▶ Problem: Report every line of the records that contains the word "para".
--- START ---
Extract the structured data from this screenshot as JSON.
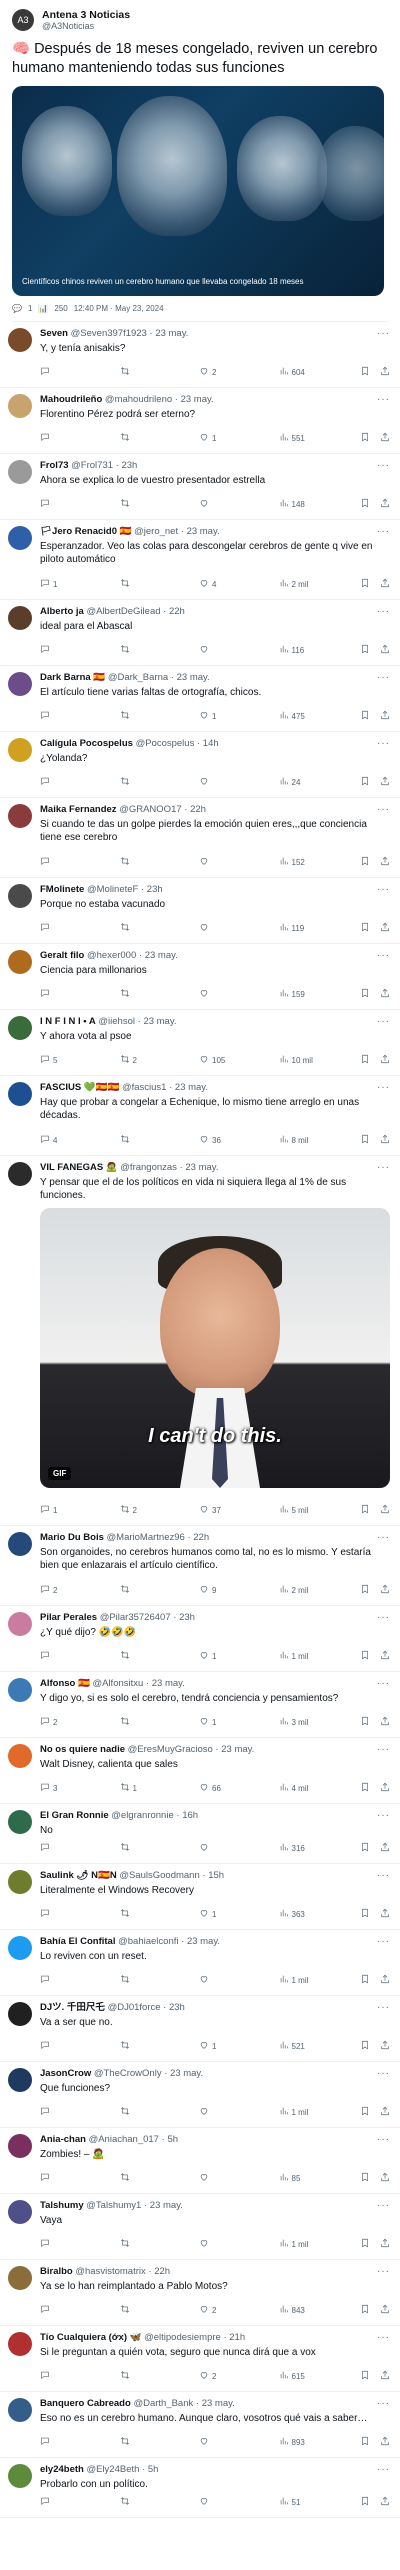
{
  "post": {
    "author_name": "Antena 3 Noticias",
    "author_handle": "@A3Noticias",
    "text": "🧠 Después de 18 meses congelado, reviven un cerebro humano manteniendo todas sus funciones",
    "image_caption": "Científicos chinos reviven un cerebro humano que llevaba congelado 18 meses",
    "meta": {
      "replies": "1",
      "views": "250",
      "time": "12:40 PM · May 23, 2024"
    }
  },
  "replies": [
    {
      "name": "Seven",
      "handle": "@Seven397f1923",
      "time": "23 may.",
      "text": "Y, y tenía anisakis?",
      "reply": "",
      "rt": "",
      "like": "2",
      "views": "604",
      "avatar_color": "#7a4b2a",
      "height": 66
    },
    {
      "name": "Mahoudrileño",
      "handle": "@mahoudrileno",
      "time": "23 may.",
      "text": "Florentino Pérez podrá ser eterno?",
      "reply": "",
      "rt": "",
      "like": "1",
      "views": "551",
      "avatar_color": "#c8a36d",
      "height": 66
    },
    {
      "name": "Frol73",
      "handle": "@Frol731",
      "time": "23h",
      "text": "Ahora se explica lo de vuestro presentador estrella",
      "reply": "",
      "rt": "",
      "like": "",
      "views": "148",
      "avatar_color": "#9a9a9a",
      "height": 66
    },
    {
      "name": "🏳Jero Renacid0 🇪🇸",
      "handle": "@jero_net",
      "time": "23 may.",
      "text": "Esperanzador. Veo las colas para descongelar cerebros de gente q vive en piloto automático",
      "reply": "1",
      "rt": "",
      "like": "4",
      "views": "2 mil",
      "avatar_color": "#2e5fa7",
      "height": 80
    },
    {
      "name": "Alberto ja",
      "handle": "@AlbertDeGilead",
      "time": "22h",
      "text": "ideal para el Abascal",
      "reply": "",
      "rt": "",
      "like": "",
      "views": "116",
      "avatar_color": "#5a3e2b",
      "height": 66
    },
    {
      "name": "Dark Barna 🇪🇸",
      "handle": "@Dark_Barna",
      "time": "23 may.",
      "text": "El artículo tiene varias faltas de ortografía, chicos.",
      "reply": "",
      "rt": "",
      "like": "1",
      "views": "475",
      "avatar_color": "#6b4d8a",
      "height": 66
    },
    {
      "name": "Calígula Pocospelus",
      "handle": "@Pocospelus",
      "time": "14h",
      "text": "¿Yolanda?",
      "reply": "",
      "rt": "",
      "like": "",
      "views": "24",
      "avatar_color": "#d0a020",
      "height": 66
    },
    {
      "name": "Maika Fernandez",
      "handle": "@GRANOO17",
      "time": "22h",
      "text": "Si cuando te das un golpe pierdes la emoción quien eres,,,que conciencia tiene ese cerebro",
      "reply": "",
      "rt": "",
      "like": "",
      "views": "152",
      "avatar_color": "#8a3c3c",
      "height": 80
    },
    {
      "name": "FMolinete",
      "handle": "@MolineteF",
      "time": "23h",
      "text": "Porque no estaba vacunado",
      "reply": "",
      "rt": "",
      "like": "",
      "views": "119",
      "avatar_color": "#4a4a4a",
      "height": 66
    },
    {
      "name": "Geralt filo",
      "handle": "@hexer000",
      "time": "23 may.",
      "text": "Ciencia para millonarios",
      "reply": "",
      "rt": "",
      "like": "",
      "views": "159",
      "avatar_color": "#b06a1e",
      "height": 66
    },
    {
      "name": "I N F I N I • A",
      "handle": "@iiehsol",
      "time": "23 may.",
      "text": "Y ahora vota al psoe",
      "reply": "5",
      "rt": "2",
      "like": "105",
      "views": "10 mil",
      "avatar_color": "#3a6b3a",
      "height": 66
    },
    {
      "name": "FASCIUS 💚🇪🇸🇪🇸",
      "handle": "@fascius1",
      "time": "23 may.",
      "text": "Hay que probar a congelar a Echenique, lo mismo tiene arreglo en unas décadas.",
      "reply": "4",
      "rt": "",
      "like": "36",
      "views": "8 mil",
      "avatar_color": "#1d4f91",
      "height": 80
    }
  ],
  "gif_reply": {
    "name": "VIL FANEGAS 🧟",
    "handle": "@frangonzas",
    "time": "23 may.",
    "text": "Y pensar que el de los políticos en vida ni siquiera llega al 1% de sus funciones.",
    "subtitle": "I can't do this.",
    "gif_label": "GIF",
    "reply": "1",
    "rt": "2",
    "like": "37",
    "views": "5 mil",
    "avatar_color": "#2b2b2b"
  },
  "replies2": [
    {
      "name": "Mario Du Bois",
      "handle": "@MarioMartnez96",
      "time": "22h",
      "text": "Son organoides, no cerebros humanos como tal, no es lo mismo. Y estaría bien que enlazarais el artículo científico.",
      "reply": "2",
      "rt": "",
      "like": "9",
      "views": "2 mil",
      "avatar_color": "#234a7a",
      "height": 80
    },
    {
      "name": "Pilar Perales",
      "handle": "@Pilar35726407",
      "time": "23h",
      "text": "¿Y qué dijo? 🤣🤣🤣",
      "reply": "",
      "rt": "",
      "like": "1",
      "views": "1 mil",
      "avatar_color": "#c97ba0",
      "height": 66
    },
    {
      "name": "Alfonso 🇪🇸",
      "handle": "@Alfonsitxu",
      "time": "23 may.",
      "text": "Y digo yo, si es solo el cerebro, tendrá conciencia y pensamientos?",
      "reply": "2",
      "rt": "",
      "like": "1",
      "views": "3 mil",
      "avatar_color": "#3b7ab5",
      "height": 66
    },
    {
      "name": "No os quiere nadie",
      "handle": "@EresMuyGracioso",
      "time": "23 may.",
      "text": "Walt Disney, calienta que sales",
      "reply": "3",
      "rt": "1",
      "like": "66",
      "views": "4 mil",
      "avatar_color": "#e06a2b",
      "height": 66
    },
    {
      "name": "El Gran Ronnie",
      "handle": "@elgranronnie",
      "time": "16h",
      "text": "No",
      "reply": "",
      "rt": "",
      "like": "",
      "views": "316",
      "avatar_color": "#2f6b4a",
      "height": 60
    },
    {
      "name": "Saulink 🌶 N🇪🇸N",
      "handle": "@SaulsGoodmann",
      "time": "15h",
      "text": "Literalmente el Windows Recovery",
      "reply": "",
      "rt": "",
      "like": "1",
      "views": "363",
      "avatar_color": "#6e7d2d",
      "height": 66
    },
    {
      "name": "Bahía El Confital",
      "handle": "@bahiaelconfi",
      "time": "23 may.",
      "text": "Lo reviven con un reset.",
      "reply": "",
      "rt": "",
      "like": "",
      "views": "1 mil",
      "avatar_color": "#1d9bf0",
      "height": 66
    },
    {
      "name": "DJツ. 千田尺乇",
      "handle": "@DJ01force",
      "time": "23h",
      "text": "Va a ser que no.",
      "reply": "",
      "rt": "",
      "like": "1",
      "views": "521",
      "avatar_color": "#202020",
      "height": 66
    },
    {
      "name": "JasonCrow",
      "handle": "@TheCrowOnly",
      "time": "23 may.",
      "text": "Que funciones?",
      "reply": "",
      "rt": "",
      "like": "",
      "views": "1 mil",
      "avatar_color": "#1e3a5f",
      "height": 66
    },
    {
      "name": "Ania-chan",
      "handle": "@Aniachan_017",
      "time": "5h",
      "text": "Zombies! – 🧟",
      "reply": "",
      "rt": "",
      "like": "",
      "views": "85",
      "avatar_color": "#7a2f5f",
      "height": 66
    },
    {
      "name": "Talshumy",
      "handle": "@Talshumy1",
      "time": "23 may.",
      "text": "Vaya",
      "reply": "",
      "rt": "",
      "like": "",
      "views": "1 mil",
      "avatar_color": "#4f4f8a",
      "height": 66
    },
    {
      "name": "Biralbo",
      "handle": "@hasvistomatrix",
      "time": "22h",
      "text": "Ya se lo han reimplantado a Pablo Motos?",
      "reply": "",
      "rt": "",
      "like": "2",
      "views": "843",
      "avatar_color": "#8a6d3b",
      "height": 66
    },
    {
      "name": "Tío Cualquiera (ớх) 🦋",
      "handle": "@eltipodesiempre",
      "time": "21h",
      "text": "Si le preguntan a quién vota, seguro que nunca dirá que a vox",
      "reply": "",
      "rt": "",
      "like": "2",
      "views": "615",
      "avatar_color": "#b03030",
      "height": 66
    },
    {
      "name": "Banquero Cabreado",
      "handle": "@Darth_Bank",
      "time": "23 may.",
      "text": "Eso no es un cerebro humano. Aunque claro, vosotros qué vais a saber…",
      "reply": "",
      "rt": "",
      "like": "",
      "views": "893",
      "avatar_color": "#355d8a",
      "height": 66
    },
    {
      "name": "ely24beth",
      "handle": "@Ely24Beth",
      "time": "5h",
      "text": "Probarlo con un político.",
      "reply": "",
      "rt": "",
      "like": "",
      "views": "51",
      "avatar_color": "#5d8a3b",
      "height": 60
    }
  ]
}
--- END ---
▶ Result for this exercise:
      "text": "Esperanzador. Veo las colas para descongelar cerebros de gente q vive en piloto automático",
      "text": "ideal para el Abascal",
      "text": "Ciencia para millonarios",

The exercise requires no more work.